● What is required
In duplicating the lines below, keep every word unchanged and drop the pictures.

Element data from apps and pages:
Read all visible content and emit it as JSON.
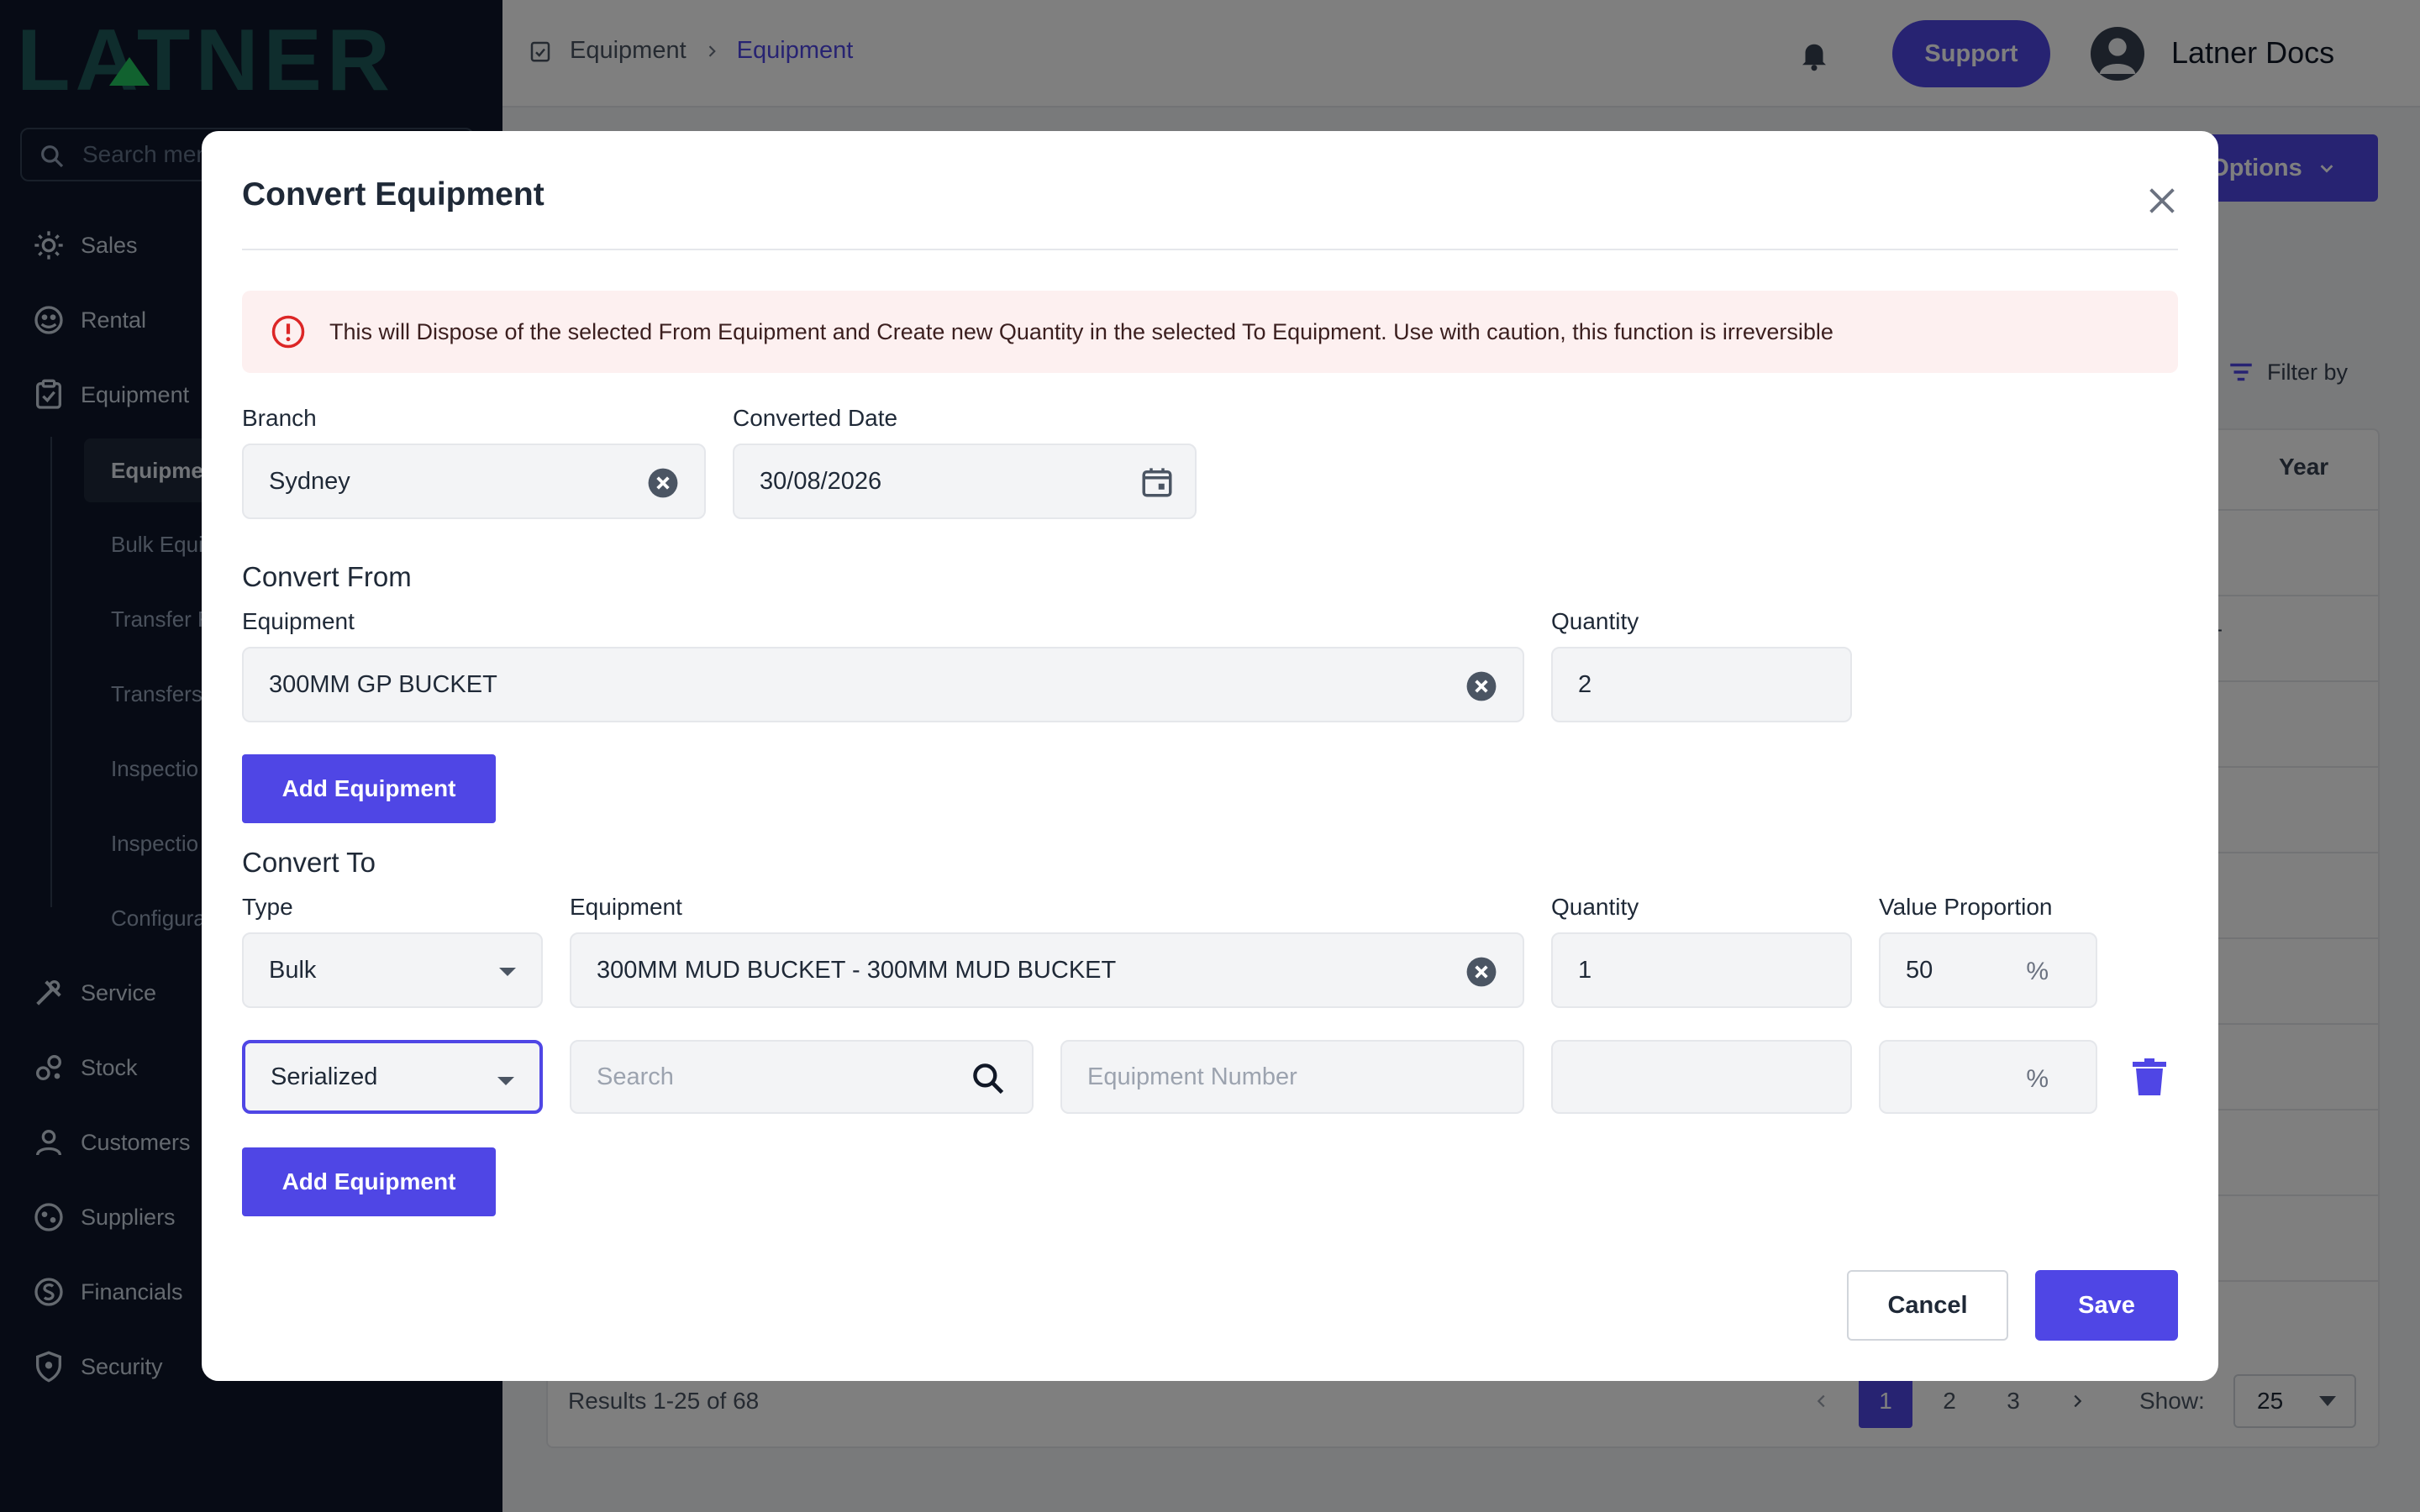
{
  "brand": {
    "logo": "LATNER"
  },
  "sidebar": {
    "search_placeholder": "Search menu",
    "items": [
      {
        "label": "Sales",
        "icon": "sales-icon"
      },
      {
        "label": "Rental",
        "icon": "rental-icon"
      },
      {
        "label": "Equipment",
        "icon": "equipment-icon"
      },
      {
        "label": "Service",
        "icon": "service-icon"
      },
      {
        "label": "Stock",
        "icon": "stock-icon"
      },
      {
        "label": "Customers",
        "icon": "customers-icon"
      },
      {
        "label": "Suppliers",
        "icon": "suppliers-icon"
      },
      {
        "label": "Financials",
        "icon": "financials-icon"
      },
      {
        "label": "Security",
        "icon": "security-icon"
      }
    ],
    "sub_items": [
      "Equipme",
      "Bulk Equi",
      "Transfer F",
      "Transfers",
      "Inspectio",
      "Inspectio",
      "Configura"
    ]
  },
  "topbar": {
    "breadcrumb": [
      "Equipment",
      "Equipment"
    ],
    "support_label": "Support",
    "user_name": "Latner Docs"
  },
  "background": {
    "options_label": "Options",
    "filter_label": "Filter by",
    "year_header": "Year",
    "row_fragment": "ET",
    "results_text": "Results 1-25 of 68",
    "pages": [
      "1",
      "2",
      "3"
    ],
    "current_page": "1",
    "show_label": "Show:",
    "show_value": "25"
  },
  "modal": {
    "title": "Convert Equipment",
    "alert": "This will Dispose of the selected From Equipment and Create new Quantity in the selected To Equipment. Use with caution, this function is irreversible",
    "branch_label": "Branch",
    "branch_value": "Sydney",
    "date_label": "Converted Date",
    "date_value": "30/08/2026",
    "convert_from": {
      "heading": "Convert From",
      "equipment_label": "Equipment",
      "equipment_value": "300MM GP BUCKET",
      "quantity_label": "Quantity",
      "quantity_value": "2",
      "add_label": "Add Equipment"
    },
    "convert_to": {
      "heading": "Convert To",
      "type_label": "Type",
      "equipment_label": "Equipment",
      "quantity_label": "Quantity",
      "proportion_label": "Value Proportion",
      "row1": {
        "type": "Bulk",
        "equipment": "300MM MUD BUCKET - 300MM MUD BUCKET",
        "quantity": "1",
        "proportion": "50",
        "unit": "%"
      },
      "row2": {
        "type": "Serialized",
        "search_placeholder": "Search",
        "number_placeholder": "Equipment Number",
        "quantity": "",
        "proportion": "",
        "unit": "%"
      },
      "add_label": "Add Equipment"
    },
    "cancel_label": "Cancel",
    "save_label": "Save"
  },
  "colors": {
    "accent": "#4f46e5",
    "sidebar": "#0f172a",
    "alert_bg": "#fdf0f0",
    "alert_icon": "#dc2626"
  }
}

● Task output
Read all visible content and emit it as JSON.
{
  "brand": {
    "logo": "LATNER"
  },
  "sidebar": {
    "search_placeholder": "Search menu",
    "items": [
      {
        "label": "Sales",
        "icon": "sales-icon"
      },
      {
        "label": "Rental",
        "icon": "rental-icon"
      },
      {
        "label": "Equipment",
        "icon": "equipment-icon"
      },
      {
        "label": "Service",
        "icon": "service-icon"
      },
      {
        "label": "Stock",
        "icon": "stock-icon"
      },
      {
        "label": "Customers",
        "icon": "customers-icon"
      },
      {
        "label": "Suppliers",
        "icon": "suppliers-icon"
      },
      {
        "label": "Financials",
        "icon": "financials-icon"
      },
      {
        "label": "Security",
        "icon": "security-icon"
      }
    ],
    "sub_items": [
      "Equipme",
      "Bulk Equi",
      "Transfer F",
      "Transfers",
      "Inspectio",
      "Inspectio",
      "Configura"
    ]
  },
  "topbar": {
    "breadcrumb": [
      "Equipment",
      "Equipment"
    ],
    "support_label": "Support",
    "user_name": "Latner Docs"
  },
  "background": {
    "options_label": "Options",
    "filter_label": "Filter by",
    "year_header": "Year",
    "row_fragment": "ET",
    "results_text": "Results 1-25 of 68",
    "pages": [
      "1",
      "2",
      "3"
    ],
    "current_page": "1",
    "show_label": "Show:",
    "show_value": "25"
  },
  "modal": {
    "title": "Convert Equipment",
    "alert": "This will Dispose of the selected From Equipment and Create new Quantity in the selected To Equipment. Use with caution, this function is irreversible",
    "branch_label": "Branch",
    "branch_value": "Sydney",
    "date_label": "Converted Date",
    "date_value": "30/08/2026",
    "convert_from": {
      "heading": "Convert From",
      "equipment_label": "Equipment",
      "equipment_value": "300MM GP BUCKET",
      "quantity_label": "Quantity",
      "quantity_value": "2",
      "add_label": "Add Equipment"
    },
    "convert_to": {
      "heading": "Convert To",
      "type_label": "Type",
      "equipment_label": "Equipment",
      "quantity_label": "Quantity",
      "proportion_label": "Value Proportion",
      "row1": {
        "type": "Bulk",
        "equipment": "300MM MUD BUCKET - 300MM MUD BUCKET",
        "quantity": "1",
        "proportion": "50",
        "unit": "%"
      },
      "row2": {
        "type": "Serialized",
        "search_placeholder": "Search",
        "number_placeholder": "Equipment Number",
        "quantity": "",
        "proportion": "",
        "unit": "%"
      },
      "add_label": "Add Equipment"
    },
    "cancel_label": "Cancel",
    "save_label": "Save"
  },
  "colors": {
    "accent": "#4f46e5",
    "sidebar": "#0f172a",
    "alert_bg": "#fdf0f0",
    "alert_icon": "#dc2626"
  }
}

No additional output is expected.